▶ _SUPPLIED RECORDS_:
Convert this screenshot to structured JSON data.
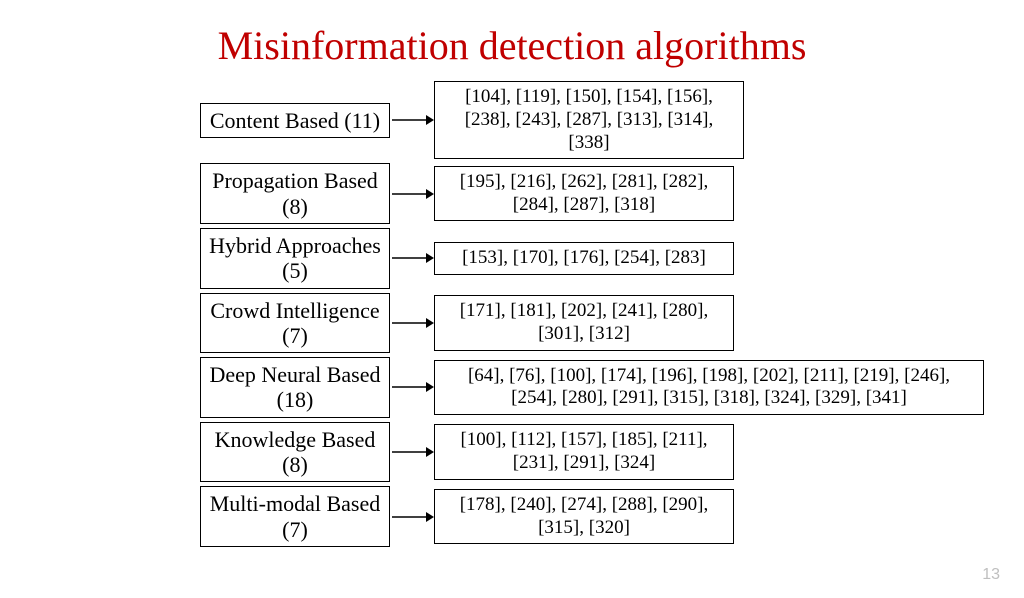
{
  "title": "Misinformation detection algorithms",
  "page_number": "13",
  "rows": [
    {
      "label": "Content Based (11)",
      "refs": "[104], [119], [150], [154], [156], [238], [243], [287], [313], [314], [338]",
      "width": "med"
    },
    {
      "label": "Propagation Based (8)",
      "refs": "[195], [216], [262], [281], [282], [284], [287], [318]",
      "width": "short"
    },
    {
      "label": "Hybrid Approaches (5)",
      "refs": "[153], [170], [176], [254], [283]",
      "width": "short"
    },
    {
      "label": "Crowd Intelligence (7)",
      "refs": "[171], [181], [202], [241], [280], [301], [312]",
      "width": "short"
    },
    {
      "label": "Deep Neural Based (18)",
      "refs": "[64], [76], [100], [174], [196], [198], [202], [211], [219], [246], [254], [280], [291], [315], [318], [324], [329], [341]",
      "width": "wide"
    },
    {
      "label": "Knowledge Based (8)",
      "refs": "[100], [112], [157], [185], [211], [231], [291], [324]",
      "width": "short"
    },
    {
      "label": "Multi-modal Based (7)",
      "refs": "[178], [240], [274], [288], [290], [315], [320]",
      "width": "short"
    }
  ]
}
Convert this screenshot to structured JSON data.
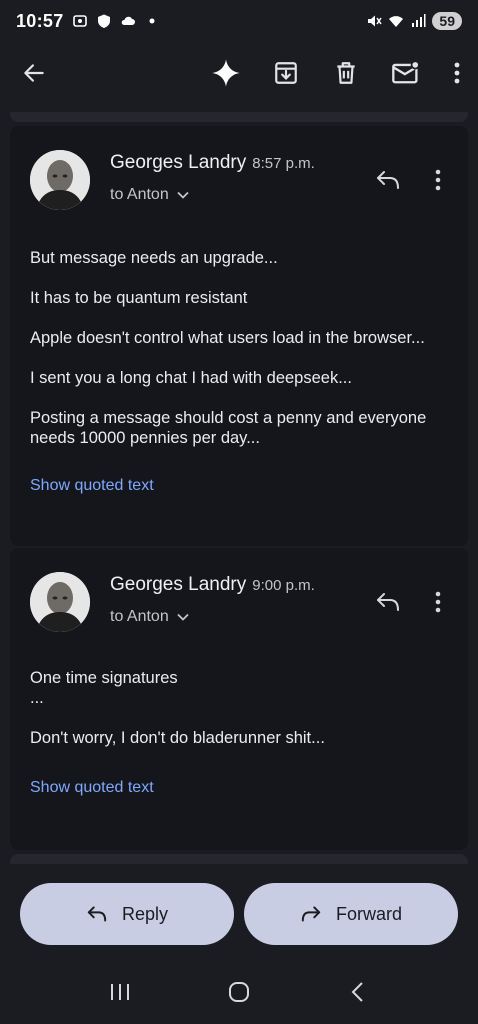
{
  "status_bar": {
    "time": "10:57",
    "battery": "59"
  },
  "toolbar": {
    "icons": [
      "back-arrow-icon",
      "sparkle-icon",
      "archive-icon",
      "delete-icon",
      "mark-unread-icon",
      "more-vert-icon"
    ]
  },
  "messages": [
    {
      "sender": "Georges Landry",
      "time": "8:57 p.m.",
      "recipient": "to Anton",
      "body": [
        "But message needs an upgrade...",
        "It has to be quantum resistant",
        "Apple doesn't control what users load in the browser...",
        "I sent you a long chat I had with deepseek...",
        "Posting a message should cost a penny and everyone needs 10000 pennies per day..."
      ],
      "quoted_label": "Show quoted text"
    },
    {
      "sender": "Georges Landry",
      "time": "9:00 p.m.",
      "recipient": "to Anton",
      "body": [
        "One time signatures\n...",
        "Don't worry, I don't do bladerunner shit..."
      ],
      "quoted_label": "Show quoted text"
    }
  ],
  "actions": {
    "reply_label": "Reply",
    "forward_label": "Forward"
  },
  "colors": {
    "background": "#1b1c22",
    "card": "#15161b",
    "link": "#7ea8ff",
    "action_button": "#c9cde4"
  }
}
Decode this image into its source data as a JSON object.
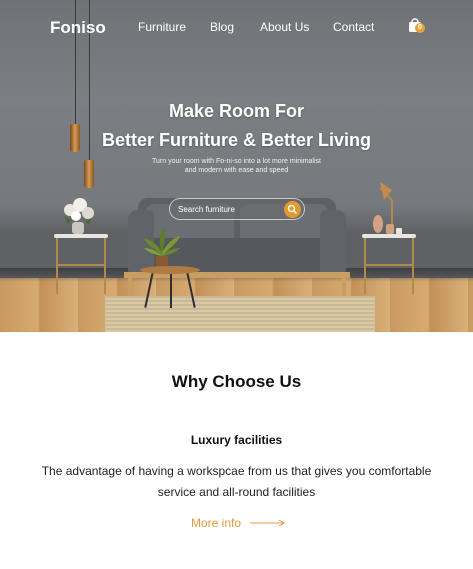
{
  "nav": {
    "brand": "Foniso",
    "links": [
      "Furniture",
      "Blog",
      "About Us",
      "Contact"
    ],
    "cart_count": "0",
    "icons": {
      "cart": "shopping-bag-icon"
    }
  },
  "hero": {
    "title_line1": "Make Room For",
    "title_line2": "Better Furniture & Better Living",
    "subtitle_line1": "Turn your room with Fo-ni-so into a lot more minimalist",
    "subtitle_line2": "and modern with ease and speed",
    "search": {
      "placeholder": "Search furniture",
      "value": ""
    }
  },
  "section": {
    "title": "Why Choose Us",
    "feature": {
      "title": "Luxury facilities",
      "description": "The advantage of having a workspcae from us that gives you comfortable service and all-round facilities",
      "link_label": "More info"
    }
  },
  "colors": {
    "accent": "#e09a2f",
    "text": "#111111",
    "wall": "#7a7d81"
  }
}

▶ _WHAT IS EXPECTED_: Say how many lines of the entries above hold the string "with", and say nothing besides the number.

▶ _SOLUTION_: 3